2008-07-18 18:33:58

Hi Lisa,
At 16:17 18-07-2008, Lisa Dusseault wrote:
Or tell me if you have these concerns, or bring specific issues up
publicly.  It's too easy for guidelines to become rules, tools to
create de facto rules, principles to become restrictions, loose
consensus for specific cases to get applied as globally strong
consensus.  Organizations like the IESG accrete rules no matter who's
in the IESG.  Anybody play Fluxx?  We need the rule reset card!

I'm surprised that you wrote that. :-)

Most forms of governance reach the stage you described above. Dave posted a comment about whether the sorts of changes asked may be symptomatic of an underlying disease. Is the situation so bad that even common sense cannot prevail? Time will tell.

If I'm not mistaken, bodies like the IESG are not there to create rules. It's the community that makes the rules based on consensus. Quoting Dave Clark:

  "We reject: kings, presidents and voting"

Somewhere along the way, that seems to have been forgotten. It's easier to stick to the guidelines, let the tools dictate how I-Ds should be written, live with the restrictions and follow the proclamations.

The case of example domain names was, as we've now noticed, one of
those incrementally developed rules.  The activity of lots of people
avoiding non-2606 domains in lots of documents, a few case examples of
harm, then the ID-Nits document, led a bunch of us to believe that the
IETF had strong consensus not to use domain names except from 2606.
The discussion on this list as well as the IETF general list made us
realize there were exceptions.

Most I-Ds avoid using non-2606 domains. It's not because the authors apply their common sense in those cases that it should be turned into a rule. If an I-D goes through the process without having the domain names changed, one has to believe that there is consensus for it to be that way instead of a strong consensus not to use domain names except from 2606.

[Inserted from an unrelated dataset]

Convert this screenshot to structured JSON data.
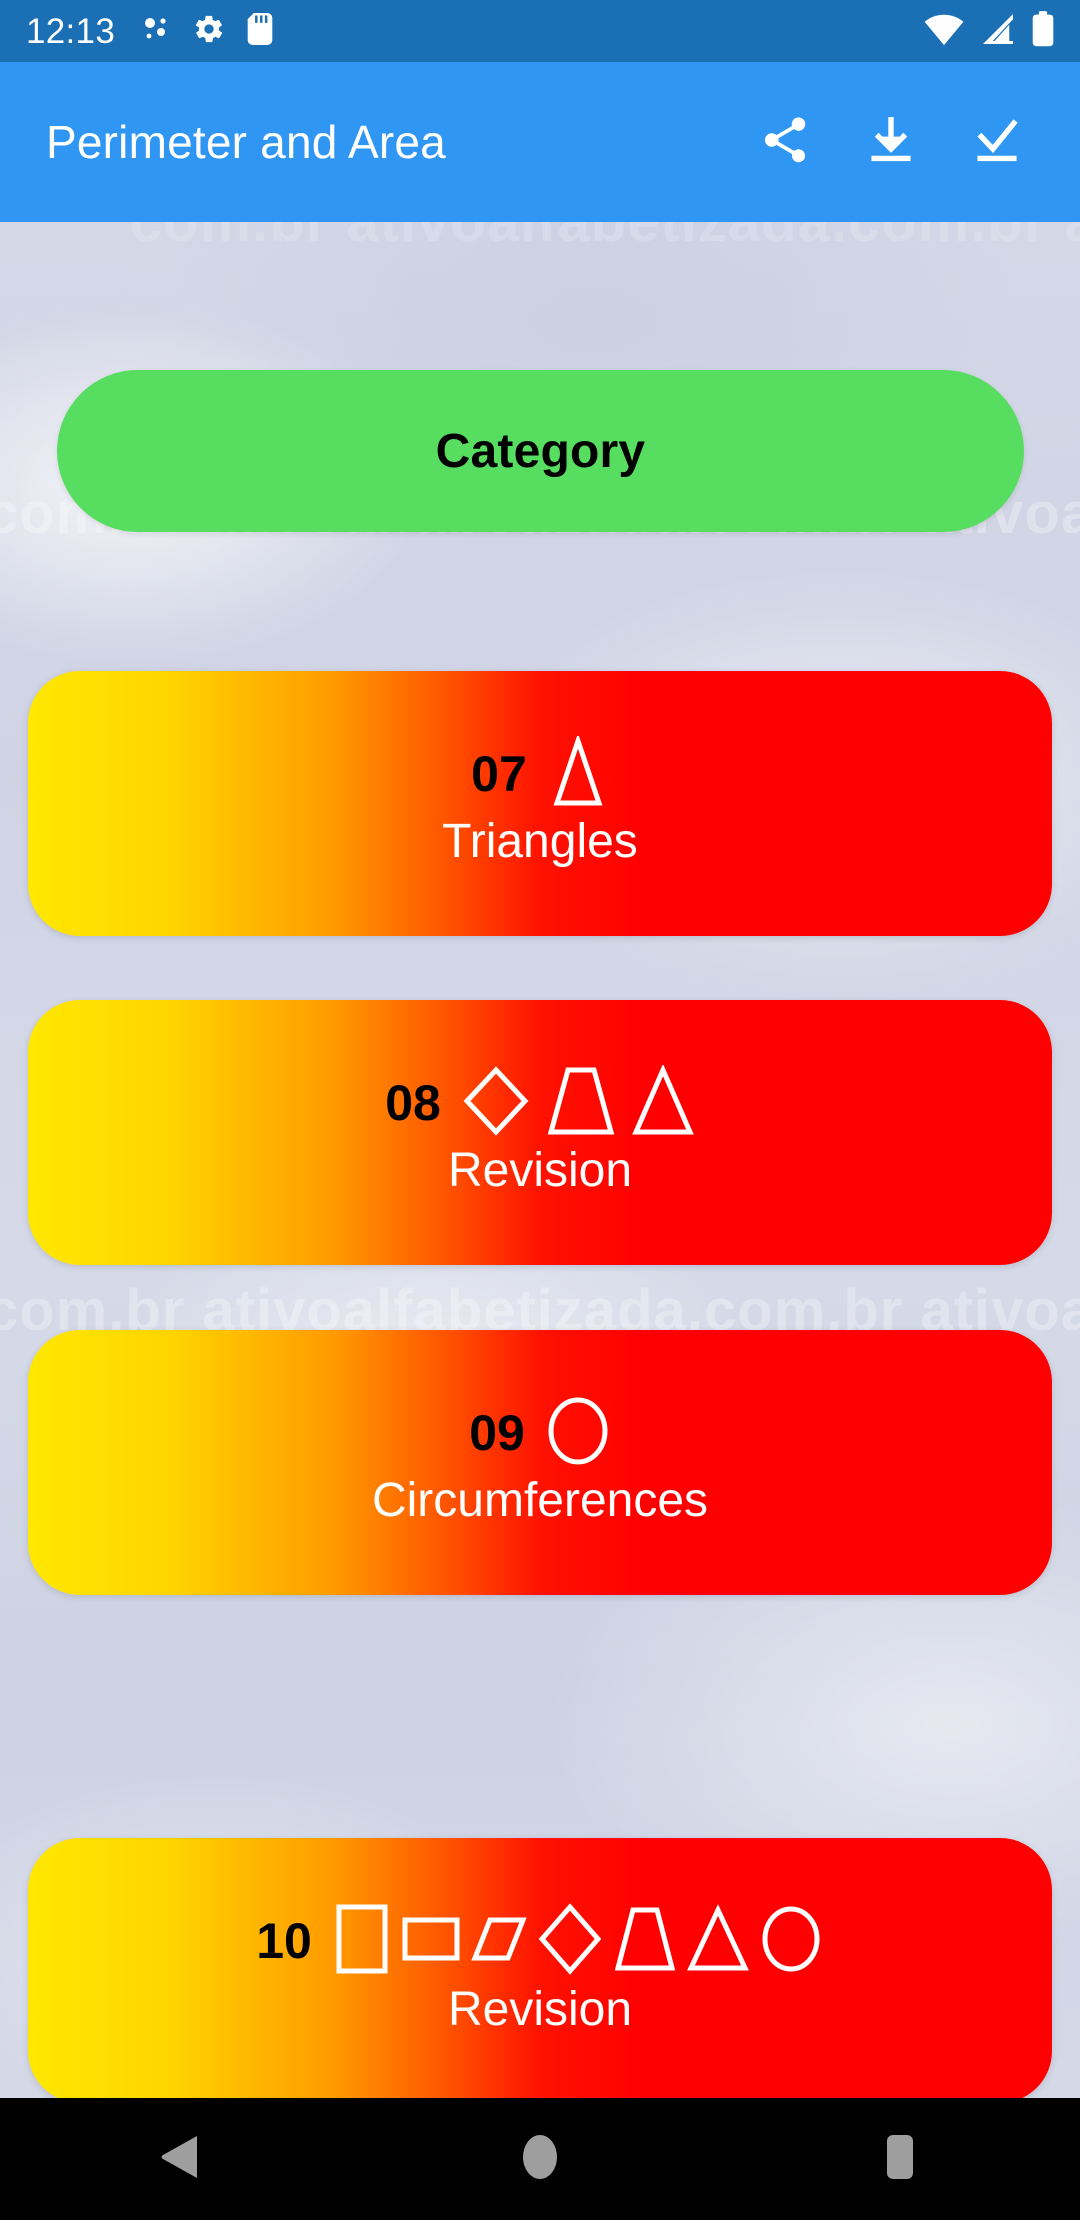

I hope that the discussion on this list does not turn into a Boston Tea Party.